So before getting into any actual writing, spend time crafting the perfect title. It may take days or weeks but it pays to get it right. Your book will sell better and be more focused and helpful to the reader by first nailing down the right title. I like to have several potential book topics I'm considering with dozens of possible titles for each. I look through them day after day - adding, cutting, and adjusting - until one jumps out at me. Only when I know it's the right combination of topic and title will I commit to the next step - which is to build the frame of your book by constructing chapter titles.
Once you're settled on your book title, you'll find that the chapter names become fairly obvious. Again, shorter is better. Just be sure that together they fulfill the promise of your book title entirely but no more. You also want to consider how long you want them to be, or should be, based on how best you're able to solve that portion of the question posed by your book title. This could mean more but shorter chapters or fewer but longer chapters, which is a decision only you can make. I've done both. Shorter chapters tend to be easier to write because they help you stay focused on a smaller number of points. However, some books lend themselves better to lengthy, more story-focused chapters.
Because you're writing non-fiction, I think it's a huge mistake to jump in and begin writing at this point. Yes, a small number of writers do this - particularly fiction writers - but doing so, while easier in the beginning, makes delivering a finished product that stays on message much more difficult. It also risks more negative reviews from readers.
You're better off first building out your chapters with the specific sections, stories, examples, and strategies you want to cover. A simple outline with topic names followed by supporting points is a good way to go. Reference the exact story you want to tell or study you want to cite and where to find it. This way, when you do finally sit down to write, you can focus on writing. During this stage, you may be doing a lot of thinking and research to fill your topics with the most digestible, helpful, persuasive, and interesting information for your reader. Your book will naturally begin to come to life in your mind's eye.
It's both exciting and confidence-boosting to have a mental picture of your book and what it's going to be essentially finished before opening your laptop. Your vision of it, along with your detailed outline, will inform your writing. It may even produce a clear idea of what your cover and interior design will look like. The more real it is to you, the more you can imagine what it will be and look like sitting on shelves or for sale on Amazon the easier it will be to write.

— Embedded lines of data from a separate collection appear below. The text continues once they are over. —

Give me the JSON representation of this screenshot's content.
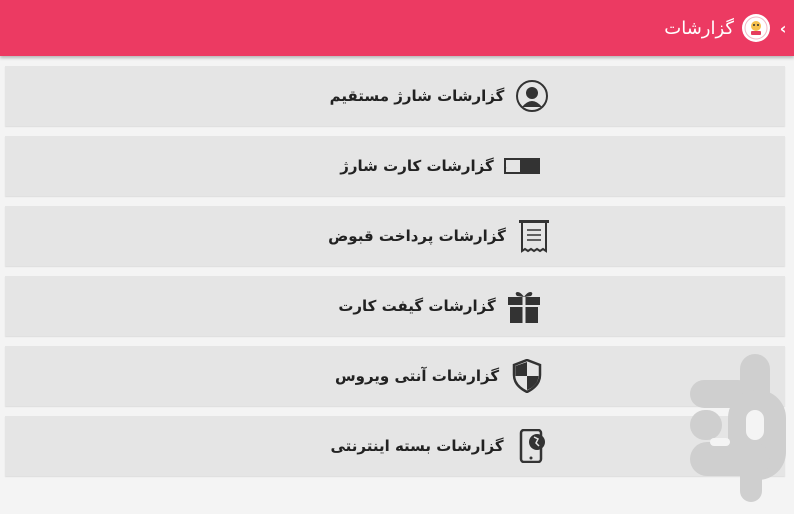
{
  "header": {
    "title": "گزارشات",
    "back_symbol": "‹",
    "background": "#ec3a62"
  },
  "menu": {
    "items": [
      {
        "label": "گزارشات شارژ مستقیم",
        "icon": "user-circle-icon"
      },
      {
        "label": "گزارشات کارت شارژ",
        "icon": "charge-card-icon"
      },
      {
        "label": "گزارشات پرداخت قبوض",
        "icon": "receipt-icon"
      },
      {
        "label": "گزارشات گیفت کارت",
        "icon": "gift-icon"
      },
      {
        "label": "گزارشات آنتی ویروس",
        "icon": "shield-icon"
      },
      {
        "label": "گزارشات بسته اینترنتی",
        "icon": "mobile-internet-icon"
      }
    ]
  },
  "watermark": {
    "name": "app-store-logo",
    "color": "#cfcfcf"
  }
}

So fill out your outline like branches and leaves on a tree. Read it over again and again like studying for a test. Visualize the whole shebang and when you sit down to write you'll flow from one chapter to the next until you're finished.

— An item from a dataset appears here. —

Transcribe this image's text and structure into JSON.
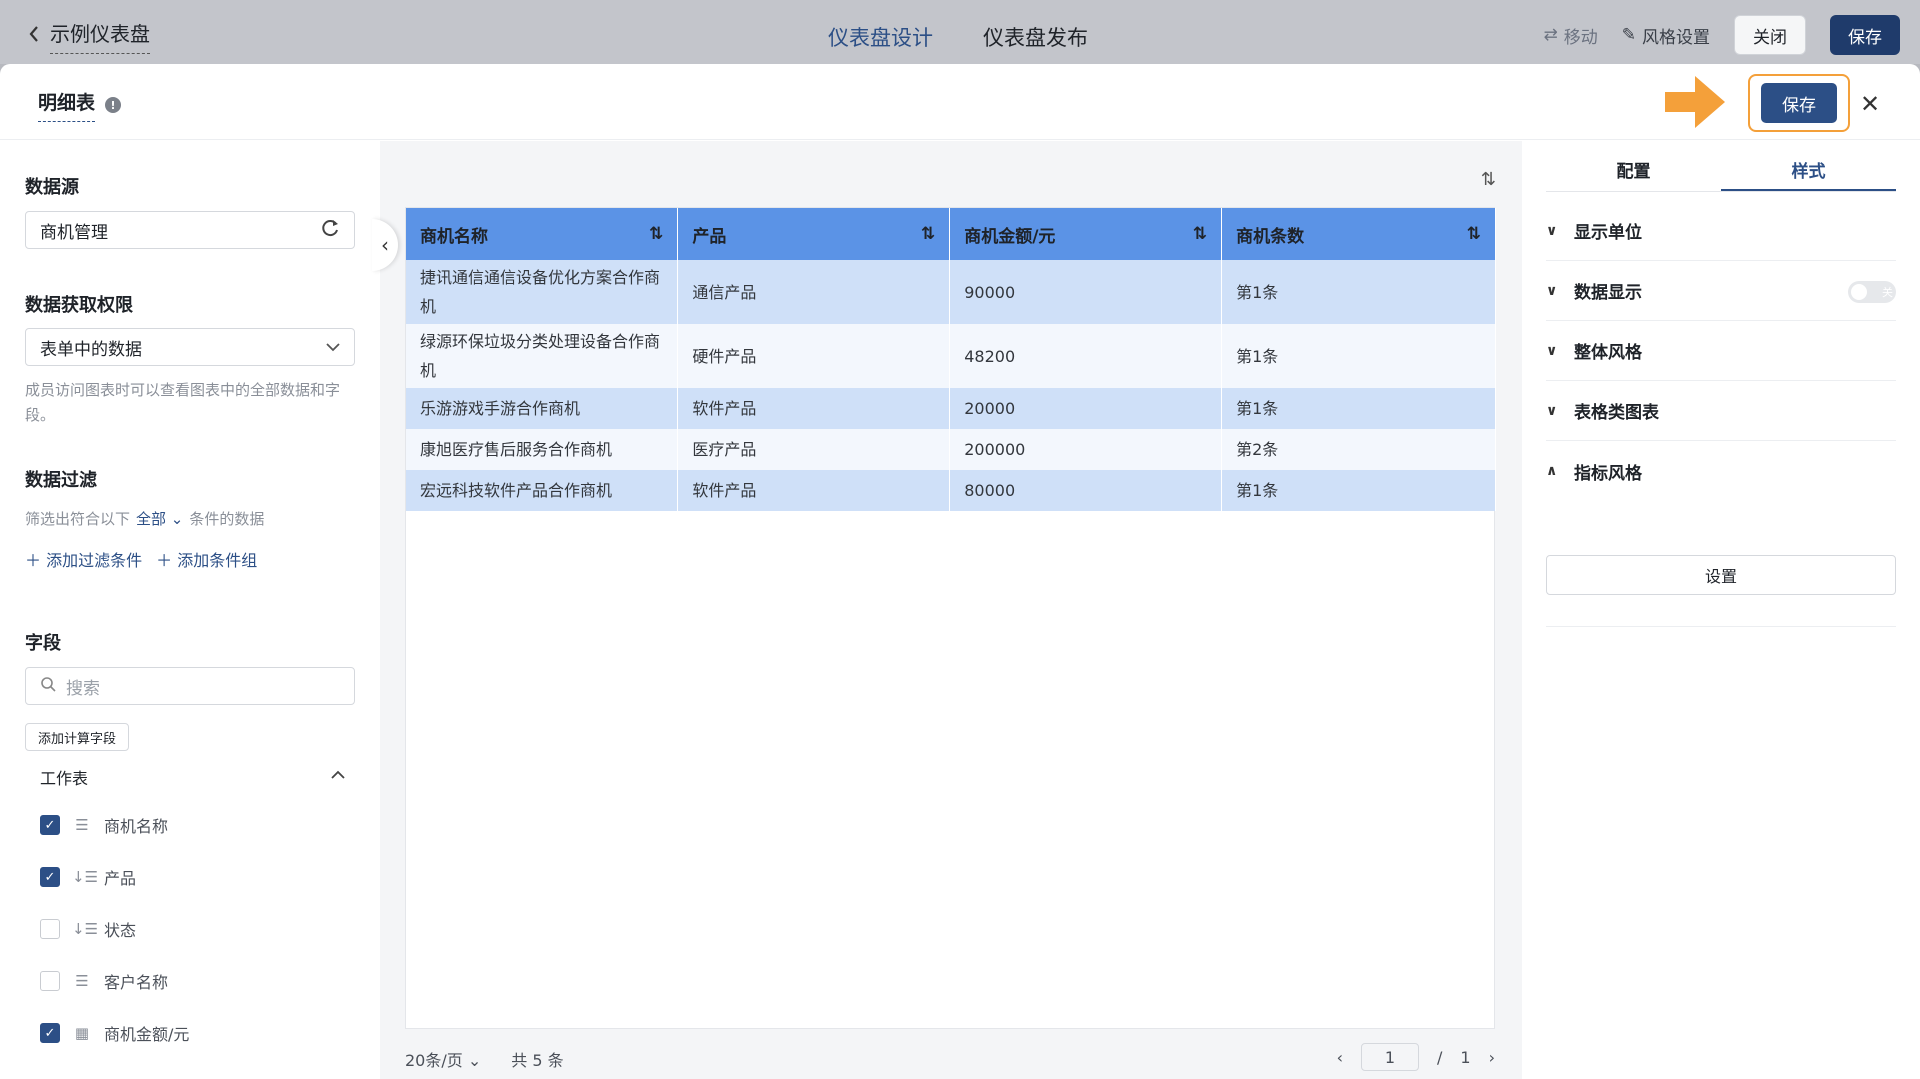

In part two of this series we'll get into the actual writing, including how to work on your book and keep up with your blog at the same time. Until then, please check out the tools Scott and I recommend and, if you haven't done so already, please join us. Click here and receive articles like this one in your email box.